Provided data
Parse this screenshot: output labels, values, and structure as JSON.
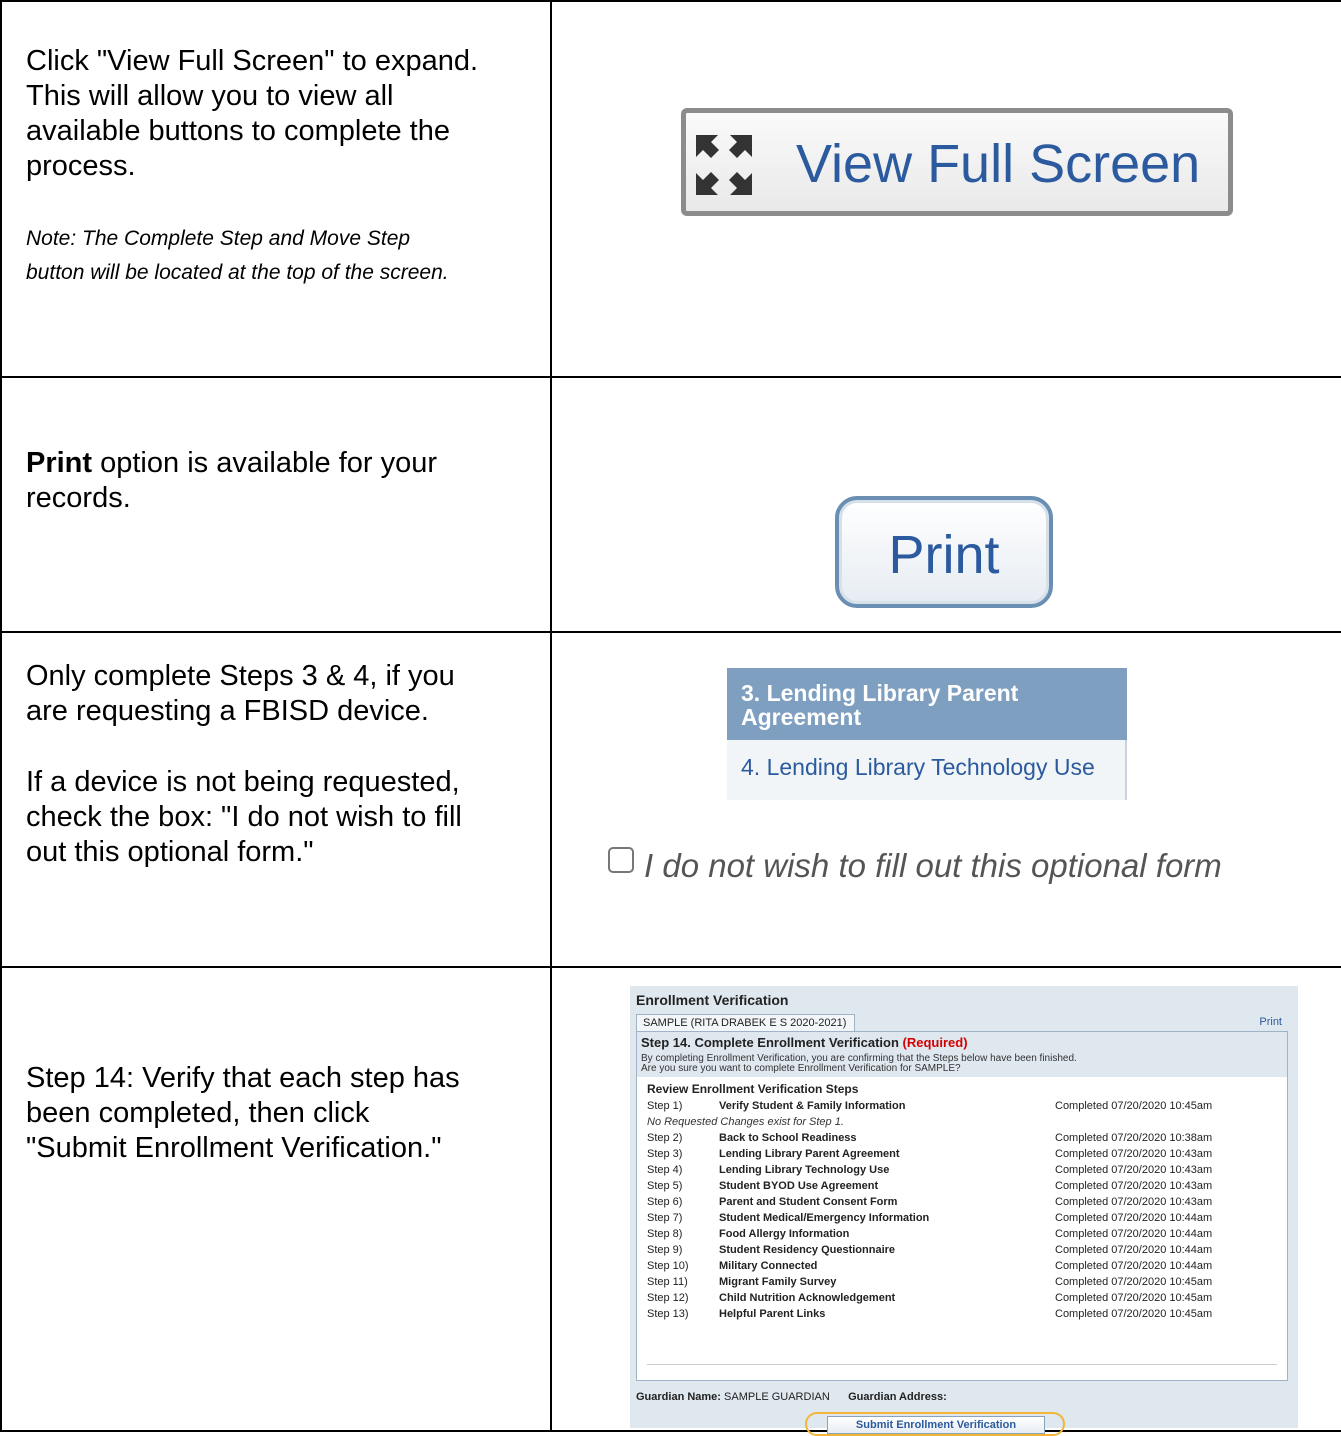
{
  "rows": [
    {
      "left": {
        "lines": [
          "Click \"View Full Screen\" to expand.",
          "This will allow you to view all",
          "available buttons to complete the",
          "process."
        ],
        "note_lines": [
          "Note:  The Complete Step and Move Step",
          "button will be located at the top of the screen."
        ]
      },
      "right": {
        "button_label": "View Full Screen",
        "icon": "expand-arrows-icon"
      }
    },
    {
      "left": {
        "bold": "Print",
        "rest_line1": " option is available for your",
        "line2": "records."
      },
      "right": {
        "button_label": "Print"
      }
    },
    {
      "left": {
        "lines": [
          "Only complete Steps 3 & 4, if you",
          "are requesting a FBISD device."
        ],
        "lines2": [
          "If a device is not being requested,",
          "check the box: \"I do not wish to fill",
          "out this optional form.\""
        ]
      },
      "right": {
        "nav_item_active": "3. Lending Library Parent Agreement",
        "nav_item": "4. Lending Library Technology Use",
        "optional_label": "I do not wish to fill out this optional form"
      }
    },
    {
      "left": {
        "lines": [
          "Step 14:  Verify that each step has",
          "been completed, then click",
          "\"Submit Enrollment Verification.\""
        ]
      },
      "right": {
        "title": "Enrollment Verification",
        "tab": "SAMPLE (RITA DRABEK E S 2020-2021)",
        "print": "Print",
        "step_title": "Step 14. Complete Enrollment Verification",
        "required": "(Required)",
        "confirm_line1": "By completing Enrollment Verification, you are confirming that the Steps below have been finished.",
        "confirm_line2": "Are you sure you want to complete Enrollment Verification for SAMPLE?",
        "review_title": "Review Enrollment Verification Steps",
        "no_changes": "No Requested Changes exist for Step 1.",
        "steps": [
          {
            "num": "Step 1)",
            "name": "Verify Student & Family Information",
            "status": "Completed 07/20/2020 10:45am"
          },
          {
            "num": "Step 2)",
            "name": "Back to School Readiness",
            "status": "Completed 07/20/2020 10:38am"
          },
          {
            "num": "Step 3)",
            "name": "Lending Library Parent Agreement",
            "status": "Completed 07/20/2020 10:43am"
          },
          {
            "num": "Step 4)",
            "name": "Lending Library Technology Use",
            "status": "Completed 07/20/2020 10:43am"
          },
          {
            "num": "Step 5)",
            "name": "Student BYOD Use Agreement",
            "status": "Completed 07/20/2020 10:43am"
          },
          {
            "num": "Step 6)",
            "name": "Parent and Student Consent Form",
            "status": "Completed 07/20/2020 10:43am"
          },
          {
            "num": "Step 7)",
            "name": "Student Medical/Emergency Information",
            "status": "Completed 07/20/2020 10:44am"
          },
          {
            "num": "Step 8)",
            "name": "Food Allergy Information",
            "status": "Completed 07/20/2020 10:44am"
          },
          {
            "num": "Step 9)",
            "name": "Student Residency Questionnaire",
            "status": "Completed 07/20/2020 10:44am"
          },
          {
            "num": "Step 10)",
            "name": "Military Connected",
            "status": "Completed 07/20/2020 10:44am"
          },
          {
            "num": "Step 11)",
            "name": "Migrant Family Survey",
            "status": "Completed 07/20/2020 10:45am"
          },
          {
            "num": "Step 12)",
            "name": "Child Nutrition Acknowledgement",
            "status": "Completed 07/20/2020 10:45am"
          },
          {
            "num": "Step 13)",
            "name": "Helpful Parent Links",
            "status": "Completed 07/20/2020 10:45am"
          }
        ],
        "guardian_name_label": "Guardian Name:",
        "guardian_name": "SAMPLE GUARDIAN",
        "guardian_address_label": "Guardian Address:",
        "submit": "Submit Enrollment Verification"
      }
    }
  ]
}
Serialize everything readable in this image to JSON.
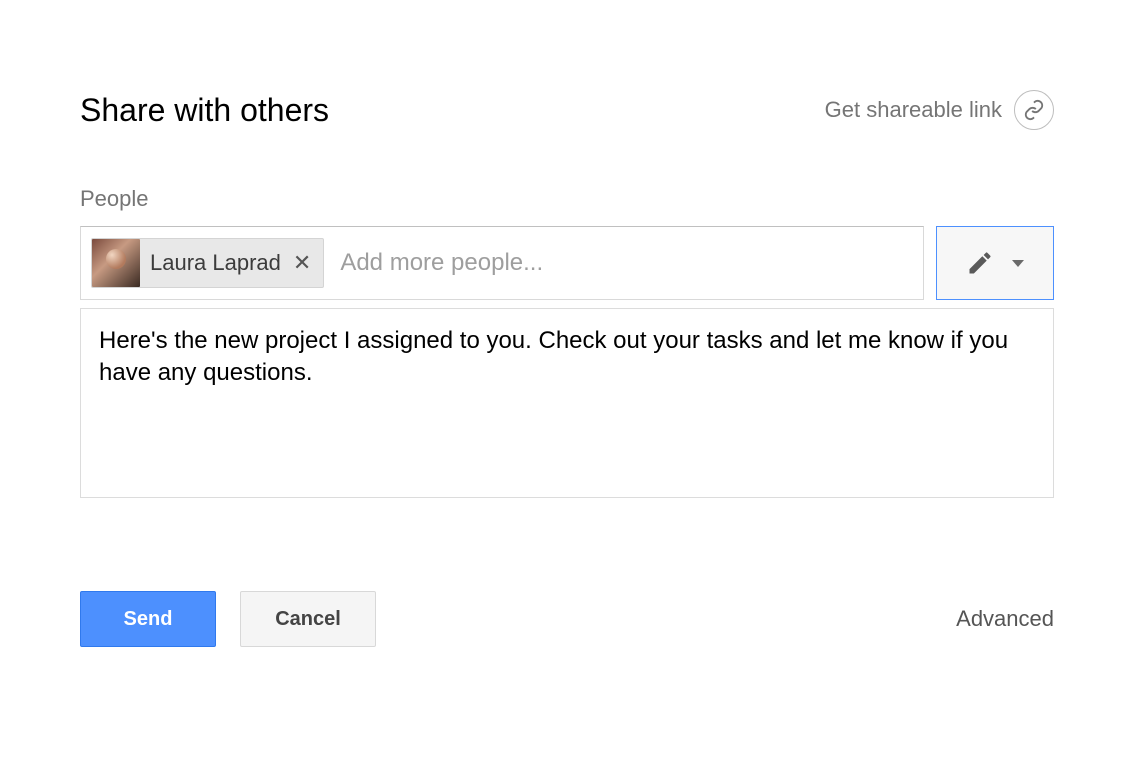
{
  "header": {
    "title": "Share with others",
    "shareable_link_label": "Get shareable link"
  },
  "people": {
    "section_label": "People",
    "chips": [
      {
        "name": "Laura Laprad"
      }
    ],
    "input_placeholder": "Add more people...",
    "permission_icon": "pencil-icon"
  },
  "note": {
    "value": "Here's the new project I assigned to you. Check out your tasks and let me know if you have any questions."
  },
  "footer": {
    "send_label": "Send",
    "cancel_label": "Cancel",
    "advanced_label": "Advanced"
  }
}
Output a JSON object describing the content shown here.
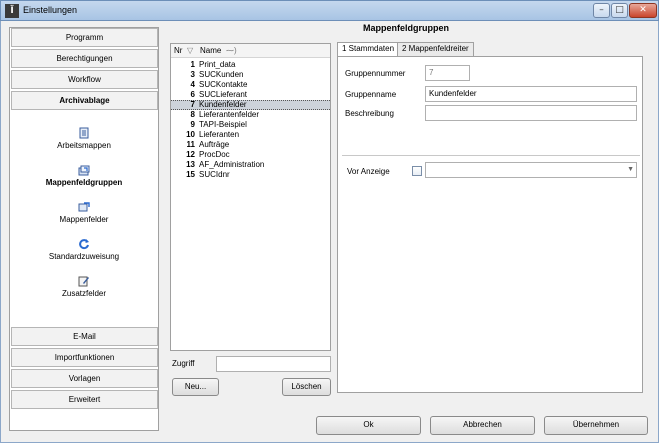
{
  "window": {
    "title": "Einstellungen"
  },
  "nav": {
    "top_buttons": [
      {
        "label": "Programm",
        "bold": false
      },
      {
        "label": "Berechtigungen",
        "bold": false
      },
      {
        "label": "Workflow",
        "bold": false
      },
      {
        "label": "Archivablage",
        "bold": true
      }
    ],
    "items": [
      {
        "label": "Arbeitsmappen",
        "icon": "document-icon",
        "active": false
      },
      {
        "label": "Mappenfeldgruppen",
        "icon": "folder-group-icon",
        "active": true
      },
      {
        "label": "Mappenfelder",
        "icon": "folder-field-icon",
        "active": false
      },
      {
        "label": "Standardzuweisung",
        "icon": "refresh-icon",
        "active": false
      },
      {
        "label": "Zusatzfelder",
        "icon": "edit-icon",
        "active": false
      }
    ],
    "bottom_buttons": [
      {
        "label": "E-Mail"
      },
      {
        "label": "Importfunktionen"
      },
      {
        "label": "Vorlagen"
      },
      {
        "label": "Erweitert"
      }
    ]
  },
  "main": {
    "heading": "Mappenfeldgruppen",
    "list": {
      "col_nr": "Nr",
      "col_name": "Name",
      "rows": [
        {
          "nr": "1",
          "name": "Print_data",
          "selected": false
        },
        {
          "nr": "3",
          "name": "SUCKunden",
          "selected": false
        },
        {
          "nr": "4",
          "name": "SUCKontakte",
          "selected": false
        },
        {
          "nr": "6",
          "name": "SUCLieferant",
          "selected": false
        },
        {
          "nr": "7",
          "name": "Kundenfelder",
          "selected": true
        },
        {
          "nr": "8",
          "name": "Lieferantenfelder",
          "selected": false
        },
        {
          "nr": "9",
          "name": "TAPI-Beispiel",
          "selected": false
        },
        {
          "nr": "10",
          "name": "Lieferanten",
          "selected": false
        },
        {
          "nr": "11",
          "name": "Aufträge",
          "selected": false
        },
        {
          "nr": "12",
          "name": "ProcDoc",
          "selected": false
        },
        {
          "nr": "13",
          "name": "AF_Administration",
          "selected": false
        },
        {
          "nr": "15",
          "name": "SUCIdnr",
          "selected": false
        }
      ]
    },
    "zugriff": {
      "label": "Zugriff",
      "value": ""
    },
    "buttons": {
      "new": "Neu...",
      "delete": "Löschen"
    },
    "tabs": [
      {
        "label": "1 Stammdaten",
        "active": true
      },
      {
        "label": "2 Mappenfeldreiter",
        "active": false
      }
    ],
    "form": {
      "gruppennummer_label": "Gruppennummer",
      "gruppennummer_value": "7",
      "gruppenname_label": "Gruppenname",
      "gruppenname_value": "Kundenfelder",
      "beschreibung_label": "Beschreibung",
      "beschreibung_value": "",
      "vor_anzeige_label": "Vor Anzeige",
      "vor_anzeige_checked": false,
      "vor_anzeige_value": ""
    }
  },
  "footer": {
    "ok": "Ok",
    "cancel": "Abbrechen",
    "apply": "Übernehmen"
  }
}
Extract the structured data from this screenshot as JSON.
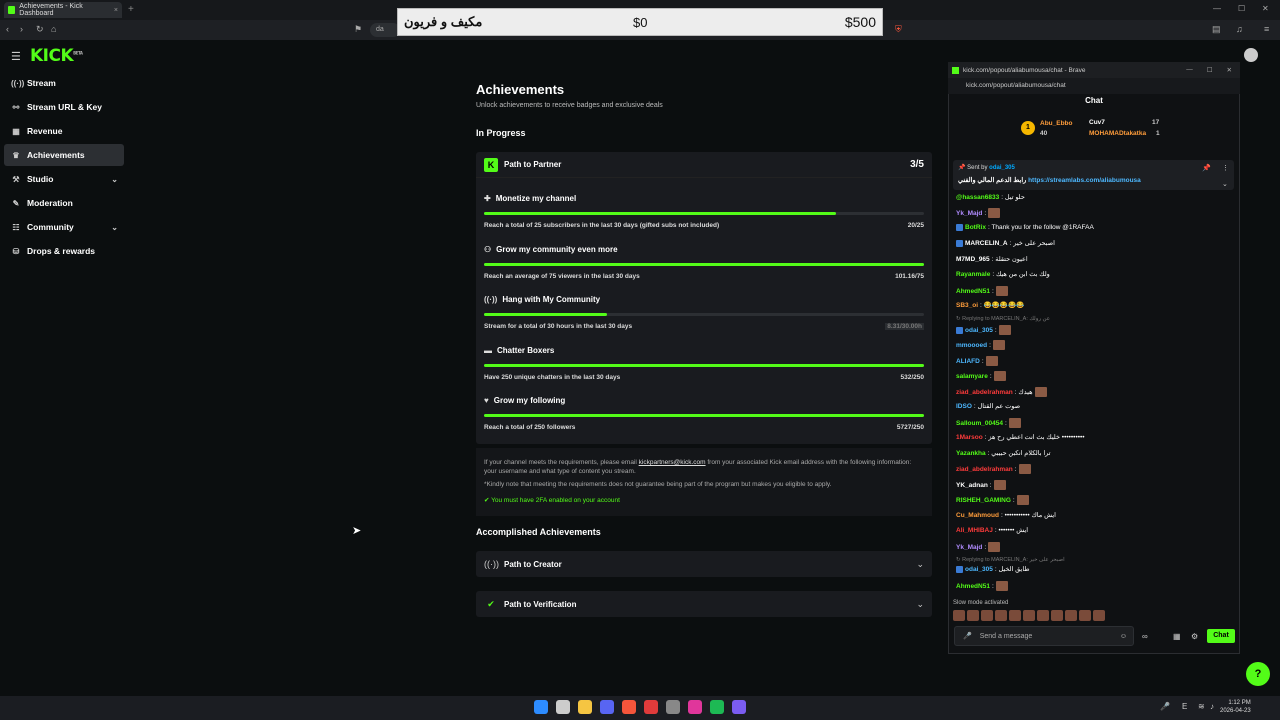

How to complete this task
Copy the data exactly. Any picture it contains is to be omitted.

Written answer
Parse this screenshot: output labels, values, and structure as JSON.
{
  "rows": [
    {
      "left": {
        "lines": [
          "Click \"View Full Screen\" to expand.",
          "This will allow you to view all",
          "available buttons to complete the",
          "process."
        ],
        "note_lines": [
          "Note:  The Complete Step and Move Step",
          "button will be located at the top of the screen."
        ]
      },
      "right": {
        "button_label": "View Full Screen",
        "icon": "expand-arrows-icon"
      }
    },
    {
      "left": {
        "bold": "Print",
        "rest_line1": " option is available for your",
        "line2": "records."
      },
      "right": {
        "button_label": "Print"
      }
    },
    {
      "left": {
        "lines": [
          "Only complete Steps 3 & 4, if you",
          "are requesting a FBISD device."
        ],
        "lines2": [
          "If a device is not being requested,",
          "check the box: \"I do not wish to fill",
          "out this optional form.\""
        ]
      },
      "right": {
        "nav_item_active": "3. Lending Library Parent Agreement",
        "nav_item": "4. Lending Library Technology Use",
        "optional_label": "I do not wish to fill out this optional form"
      }
    },
    {
      "left": {
        "lines": [
          "Step 14:  Verify that each step has",
          "been completed, then click",
          "\"Submit Enrollment Verification.\""
        ]
      },
      "right": {
        "title": "Enrollment Verification",
        "tab": "SAMPLE (RITA DRABEK E S 2020-2021)",
        "print": "Print",
        "step_title": "Step 14. Complete Enrollment Verification",
        "required": "(Required)",
        "confirm_line1": "By completing Enrollment Verification, you are confirming that the Steps below have been finished.",
        "confirm_line2": "Are you sure you want to complete Enrollment Verification for SAMPLE?",
        "review_title": "Review Enrollment Verification Steps",
        "no_changes": "No Requested Changes exist for Step 1.",
        "steps": [
          {
            "num": "Step 1)",
            "name": "Verify Student & Family Information",
            "status": "Completed 07/20/2020 10:45am"
          },
          {
            "num": "Step 2)",
            "name": "Back to School Readiness",
            "status": "Completed 07/20/2020 10:38am"
          },
          {
            "num": "Step 3)",
            "name": "Lending Library Parent Agreement",
            "status": "Completed 07/20/2020 10:43am"
          },
          {
            "num": "Step 4)",
            "name": "Lending Library Technology Use",
            "status": "Completed 07/20/2020 10:43am"
          },
          {
            "num": "Step 5)",
            "name": "Student BYOD Use Agreement",
            "status": "Completed 07/20/2020 10:43am"
          },
          {
            "num": "Step 6)",
            "name": "Parent and Student Consent Form",
            "status": "Completed 07/20/2020 10:43am"
          },
          {
            "num": "Step 7)",
            "name": "Student Medical/Emergency Information",
            "status": "Completed 07/20/2020 10:44am"
          },
          {
            "num": "Step 8)",
            "name": "Food Allergy Information",
            "status": "Completed 07/20/2020 10:44am"
          },
          {
            "num": "Step 9)",
            "name": "Student Residency Questionnaire",
            "status": "Completed 07/20/2020 10:44am"
          },
          {
            "num": "Step 10)",
            "name": "Military Connected",
            "status": "Completed 07/20/2020 10:44am"
          },
          {
            "num": "Step 11)",
            "name": "Migrant Family Survey",
            "status": "Completed 07/20/2020 10:45am"
          },
          {
            "num": "Step 12)",
            "name": "Child Nutrition Acknowledgement",
            "status": "Completed 07/20/2020 10:45am"
          },
          {
            "num": "Step 13)",
            "name": "Helpful Parent Links",
            "status": "Completed 07/20/2020 10:45am"
          }
        ],
        "guardian_name_label": "Guardian Name:",
        "guardian_name": "SAMPLE GUARDIAN",
        "guardian_address_label": "Guardian Address:",
        "submit": "Submit Enrollment Verification"
      }
    }
  ]
}
Serialize everything readable in this image to JSON.
{
  "header": {
    "title": "Share with others",
    "shareable_link_label": "Get shareable link"
  },
  "people": {
    "section_label": "People",
    "chips": [
      {
        "name": "Laura Laprad"
      }
    ],
    "input_placeholder": "Add more people...",
    "permission_icon": "pencil-icon"
  },
  "note": {
    "value": "Here's the new project I assigned to you. Check out your tasks and let me know if you have any questions."
  },
  "footer": {
    "send_label": "Send",
    "cancel_label": "Cancel",
    "advanced_label": "Advanced"
  }
}
Output a JSON object describing the content shown here.
{
  "window": {
    "title": "Einstellungen"
  },
  "nav": {
    "top_buttons": [
      {
        "label": "Programm",
        "bold": false
      },
      {
        "label": "Berechtigungen",
        "bold": false
      },
      {
        "label": "Workflow",
        "bold": false
      },
      {
        "label": "Archivablage",
        "bold": true
      }
    ],
    "items": [
      {
        "label": "Arbeitsmappen",
        "icon": "document-icon",
        "active": false
      },
      {
        "label": "Mappenfeldgruppen",
        "icon": "folder-group-icon",
        "active": true
      },
      {
        "label": "Mappenfelder",
        "icon": "folder-field-icon",
        "active": false
      },
      {
        "label": "Standardzuweisung",
        "icon": "refresh-icon",
        "active": false
      },
      {
        "label": "Zusatzfelder",
        "icon": "edit-icon",
        "active": false
      }
    ],
    "bottom_buttons": [
      {
        "label": "E-Mail"
      },
      {
        "label": "Importfunktionen"
      },
      {
        "label": "Vorlagen"
      },
      {
        "label": "Erweitert"
      }
    ]
  },
  "main": {
    "heading": "Mappenfeldgruppen",
    "list": {
      "col_nr": "Nr",
      "col_name": "Name",
      "rows": [
        {
          "nr": "1",
          "name": "Print_data",
          "selected": false
        },
        {
          "nr": "3",
          "name": "SUCKunden",
          "selected": false
        },
        {
          "nr": "4",
          "name": "SUCKontakte",
          "selected": false
        },
        {
          "nr": "6",
          "name": "SUCLieferant",
          "selected": false
        },
        {
          "nr": "7",
          "name": "Kundenfelder",
          "selected": true
        },
        {
          "nr": "8",
          "name": "Lieferantenfelder",
          "selected": false
        },
        {
          "nr": "9",
          "name": "TAPI-Beispiel",
          "selected": false
        },
        {
          "nr": "10",
          "name": "Lieferanten",
          "selected": false
        },
        {
          "nr": "11",
          "name": "Aufträge",
          "selected": false
        },
        {
          "nr": "12",
          "name": "ProcDoc",
          "selected": false
        },
        {
          "nr": "13",
          "name": "AF_Administration",
          "selected": false
        },
        {
          "nr": "15",
          "name": "SUCIdnr",
          "selected": false
        }
      ]
    },
    "zugriff": {
      "label": "Zugriff",
      "value": ""
    },
    "buttons": {
      "new": "Neu...",
      "delete": "Löschen"
    },
    "tabs": [
      {
        "label": "1 Stammdaten",
        "active": true
      },
      {
        "label": "2 Mappenfeldreiter",
        "active": false
      }
    ],
    "form": {
      "gruppennummer_label": "Gruppennummer",
      "gruppennummer_value": "7",
      "gruppenname_label": "Gruppenname",
      "gruppenname_value": "Kundenfelder",
      "beschreibung_label": "Beschreibung",
      "beschreibung_value": "",
      "vor_anzeige_label": "Vor Anzeige",
      "vor_anzeige_checked": false,
      "vor_anzeige_value": ""
    }
  },
  "footer": {
    "ok": "Ok",
    "cancel": "Abbrechen",
    "apply": "Übernehmen"
  }
}
Extract the structured data from this screenshot as JSON.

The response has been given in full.